Made with a majority female production crew, Two-Mara – and the performances of its two co-leads – were fine-tuned and perfected every which way until “action!” was called on the first day of shooting. Hand and Warner were critical partners in Skeist’s efforts to get each script ready for filming.

Jewells Blackwell portrays a hilarious version of actor Rooney Mara (THE SOCIAL NETWORK, THE GIRL WITH THE DRAGON TATTOO) in the new comedy web series TWO-MARA.

Jewells Blackwell portrays a hilarious version of actor Rooney Mara (THE SOCIAL NETWORK, THE GIRL WITH THE DRAGON TATTOO) in the new comedy web series TWO-MARA.

“I told (Hand) about the idea early on, and when I had written 5 episodes that I liked, I showed it to Georgia Warner, our multi-talented friend who directed the series.
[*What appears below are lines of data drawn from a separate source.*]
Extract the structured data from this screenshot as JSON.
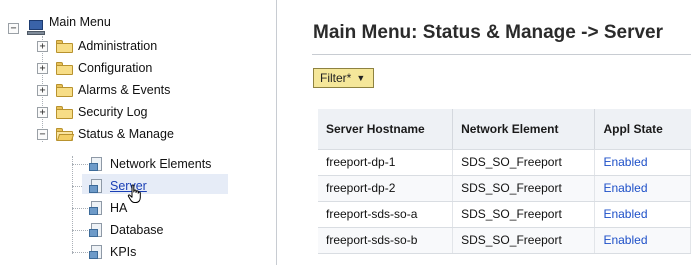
{
  "tree": {
    "root_label": "Main Menu",
    "items": [
      {
        "label": "Administration",
        "toggle": "+"
      },
      {
        "label": "Configuration",
        "toggle": "+"
      },
      {
        "label": "Alarms & Events",
        "toggle": "+"
      },
      {
        "label": "Security Log",
        "toggle": "+"
      },
      {
        "label": "Status & Manage",
        "toggle": "−"
      }
    ],
    "children": [
      {
        "label": "Network Elements"
      },
      {
        "label": "Server"
      },
      {
        "label": "HA"
      },
      {
        "label": "Database"
      },
      {
        "label": "KPIs"
      }
    ],
    "root_toggle": "−",
    "selected": "Server"
  },
  "main": {
    "title": "Main Menu: Status & Manage -> Server",
    "filter_label": "Filter*",
    "table": {
      "headers": [
        "Server Hostname",
        "Network Element",
        "Appl State"
      ],
      "rows": [
        [
          "freeport-dp-1",
          "SDS_SO_Freeport",
          "Enabled"
        ],
        [
          "freeport-dp-2",
          "SDS_SO_Freeport",
          "Enabled"
        ],
        [
          "freeport-sds-so-a",
          "SDS_SO_Freeport",
          "Enabled"
        ],
        [
          "freeport-sds-so-b",
          "SDS_SO_Freeport",
          "Enabled"
        ]
      ]
    }
  },
  "colors": {
    "filter_bg": "#f5e79a",
    "status_link": "#1e50c8",
    "selected_link": "#1a3fb5"
  }
}
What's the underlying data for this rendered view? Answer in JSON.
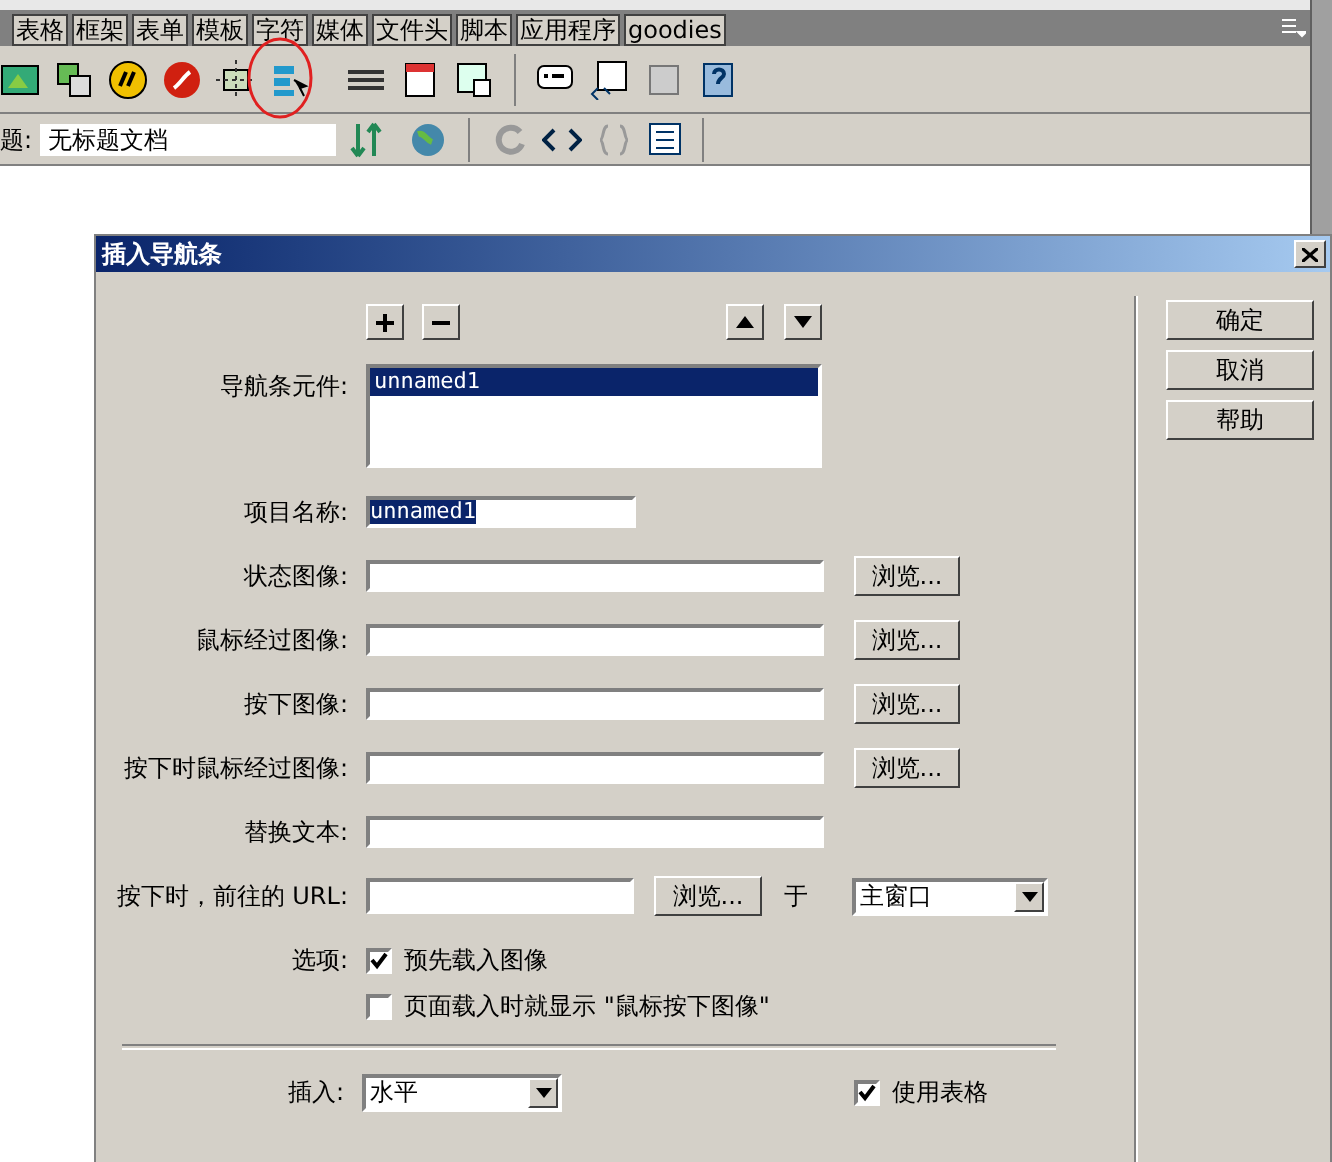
{
  "insert_bar": {
    "tabs": [
      {
        "label": "表格"
      },
      {
        "label": "框架"
      },
      {
        "label": "表单"
      },
      {
        "label": "模板"
      },
      {
        "label": "字符"
      },
      {
        "label": "媒体"
      },
      {
        "label": "文件头"
      },
      {
        "label": "脚本"
      },
      {
        "label": "应用程序"
      },
      {
        "label": "goodies"
      }
    ]
  },
  "document_toolbar": {
    "title_label": "题:",
    "title_value": "无标题文档"
  },
  "dialog": {
    "title": "插入导航条",
    "elements": {
      "label": "导航条元件:",
      "items": [
        {
          "label": "unnamed1",
          "selected": true
        }
      ]
    },
    "item_name": {
      "label": "项目名称:",
      "value": "unnamed1",
      "text_selected": true
    },
    "image_fields": [
      {
        "label": "状态图像:",
        "browse": "浏览..."
      },
      {
        "label": "鼠标经过图像:",
        "browse": "浏览..."
      },
      {
        "label": "按下图像:",
        "browse": "浏览..."
      },
      {
        "label": "按下时鼠标经过图像:",
        "browse": "浏览..."
      }
    ],
    "alt_text": {
      "label": "替换文本:"
    },
    "url": {
      "label": "按下时，前往的 URL:",
      "browse": "浏览...",
      "in_label": "于",
      "target": "主窗口"
    },
    "options": {
      "label": "选项:",
      "checkboxes": [
        {
          "label": "预先载入图像",
          "checked": true
        },
        {
          "label": "页面载入时就显示 \"鼠标按下图像\"",
          "checked": false
        }
      ]
    },
    "insert": {
      "label": "插入:",
      "value": "水平"
    },
    "use_table": {
      "label": "使用表格",
      "checked": true
    },
    "buttons": [
      "确定",
      "取消",
      "帮助"
    ]
  }
}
We workshopped the script, honing in on the characters and sharpening the jokes,” Skeist says.

Hand’s collaborators further boosted the look, sound and feel of Two-Mara. “When it became time for production, Lindsay put together a fantastic team from (director of photography) Michael Mastroserio, to character coach Max Brand (Upright Citizens’ Brigade veteran), to editor Kristopher Knight,” adds Skeist. “She (Hand) made the whole production process an absolute dream for me as a creator! I’ve always respected Georgia and Lindsay’s work and loved both of them as people, so it was a joy to work closely with my talented friends.”

A comedy series’ success isn’t just determined by laughter. It’s also determined by the effect it has on viewers. While Skeist definitely wants people to guffaw at the hysterical hijinks of Two-Mara, she feels that the show can also help every sibling get closer – even if you, your sister (or brother) isn’t famous. 

“Honestly, I (hope people get) that feeling I get from watching a Chris Fleming video (from watching Two-Mara); that raucous ‘WTF?!’ belly laugh that tickles me in my brain and heart, and maybe a bit more compassion for that annoying sister who just wants a little love.”

NOTE: Regarding closed-captioning/subtitling of Two-Mara, Skeist says: “Currently the YouTube videos are not subtitled, but we plan to (add subtitles) on all of our Facebook uploads.”

Watch episode 2 of Two-Mara here: